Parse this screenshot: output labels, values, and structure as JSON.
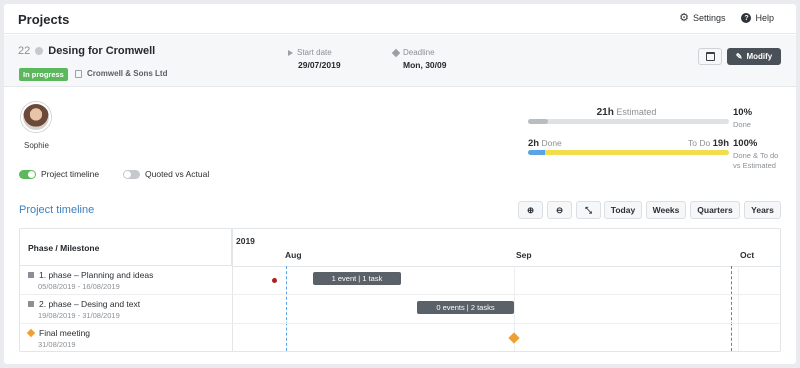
{
  "app": {
    "title": "Projects",
    "settings_label": "Settings",
    "help_label": "Help"
  },
  "project": {
    "number": "22",
    "name": "Desing for Cromwell",
    "status": "In progress",
    "company": "Cromwell & Sons Ltd",
    "start_label": "Start date",
    "start_value": "29/07/2019",
    "deadline_label": "Deadline",
    "deadline_value": "Mon, 30/09",
    "modify_label": "Modify"
  },
  "user": {
    "name": "Sophie"
  },
  "toggles": {
    "project_timeline": "Project timeline",
    "quoted_vs_actual": "Quoted vs Actual",
    "project_timeline_on": true,
    "quoted_vs_actual_on": false
  },
  "stats": {
    "estimated_value": "21h",
    "estimated_label": "Estimated",
    "estimated_done_pct": "10%",
    "estimated_done_label": "Done",
    "done_value": "2h",
    "done_label": "Done",
    "todo_label": "To Do",
    "todo_value": "19h",
    "combined_pct": "100%",
    "combined_label_1": "Done & To do",
    "combined_label_2": "vs Estimated",
    "estimated_progress": 0.1,
    "done_progress": 0.095
  },
  "timeline": {
    "title": "Project timeline",
    "buttons": {
      "today": "Today",
      "weeks": "Weeks",
      "quarters": "Quarters",
      "years": "Years"
    },
    "column_header": "Phase / Milestone",
    "year": "2019",
    "months": [
      "Aug",
      "Sep",
      "Oct"
    ],
    "rows": [
      {
        "name": "1. phase – Planning and ideas",
        "dates": "05/08/2019 - 16/08/2019",
        "bar_label": "1 event | 1 task"
      },
      {
        "name": "2. phase – Desing and text",
        "dates": "19/08/2019 - 31/08/2019",
        "bar_label": "0 events | 2 tasks"
      },
      {
        "name": "Final meeting",
        "dates": "31/08/2019"
      }
    ]
  },
  "colors": {
    "accent": "#3d7fbf",
    "status_green": "#5cb85c",
    "done_blue": "#5aa3e6",
    "todo_yellow": "#f2dd4f",
    "milestone_orange": "#f0a030",
    "deadline_red": "#d25a4a"
  }
}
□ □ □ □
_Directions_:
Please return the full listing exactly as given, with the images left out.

_Task result_:
Parse this screenshot: output labels, values, and structure as JSON.
{
  "app": {
    "title": "Projects",
    "settings_label": "Settings",
    "help_label": "Help"
  },
  "project": {
    "number": "22",
    "name": "Desing for Cromwell",
    "status": "In progress",
    "company": "Cromwell & Sons Ltd",
    "start_label": "Start date",
    "start_value": "29/07/2019",
    "deadline_label": "Deadline",
    "deadline_value": "Mon, 30/09",
    "modify_label": "Modify"
  },
  "user": {
    "name": "Sophie"
  },
  "toggles": {
    "project_timeline": "Project timeline",
    "quoted_vs_actual": "Quoted vs Actual",
    "project_timeline_on": true,
    "quoted_vs_actual_on": false
  },
  "stats": {
    "estimated_value": "21h",
    "estimated_label": "Estimated",
    "estimated_done_pct": "10%",
    "estimated_done_label": "Done",
    "done_value": "2h",
    "done_label": "Done",
    "todo_label": "To Do",
    "todo_value": "19h",
    "combined_pct": "100%",
    "combined_label_1": "Done & To do",
    "combined_label_2": "vs Estimated",
    "estimated_progress": 0.1,
    "done_progress": 0.095
  },
  "timeline": {
    "title": "Project timeline",
    "buttons": {
      "today": "Today",
      "weeks": "Weeks",
      "quarters": "Quarters",
      "years": "Years"
    },
    "column_header": "Phase / Milestone",
    "year": "2019",
    "months": [
      "Aug",
      "Sep",
      "Oct"
    ],
    "rows": [
      {
        "name": "1. phase – Planning and ideas",
        "dates": "05/08/2019 - 16/08/2019",
        "bar_label": "1 event | 1 task"
      },
      {
        "name": "2. phase – Desing and text",
        "dates": "19/08/2019 - 31/08/2019",
        "bar_label": "0 events | 2 tasks"
      },
      {
        "name": "Final meeting",
        "dates": "31/08/2019"
      }
    ]
  },
  "colors": {
    "accent": "#3d7fbf",
    "status_green": "#5cb85c",
    "done_blue": "#5aa3e6",
    "todo_yellow": "#f2dd4f",
    "milestone_orange": "#f0a030",
    "deadline_red": "#d25a4a"
  }
}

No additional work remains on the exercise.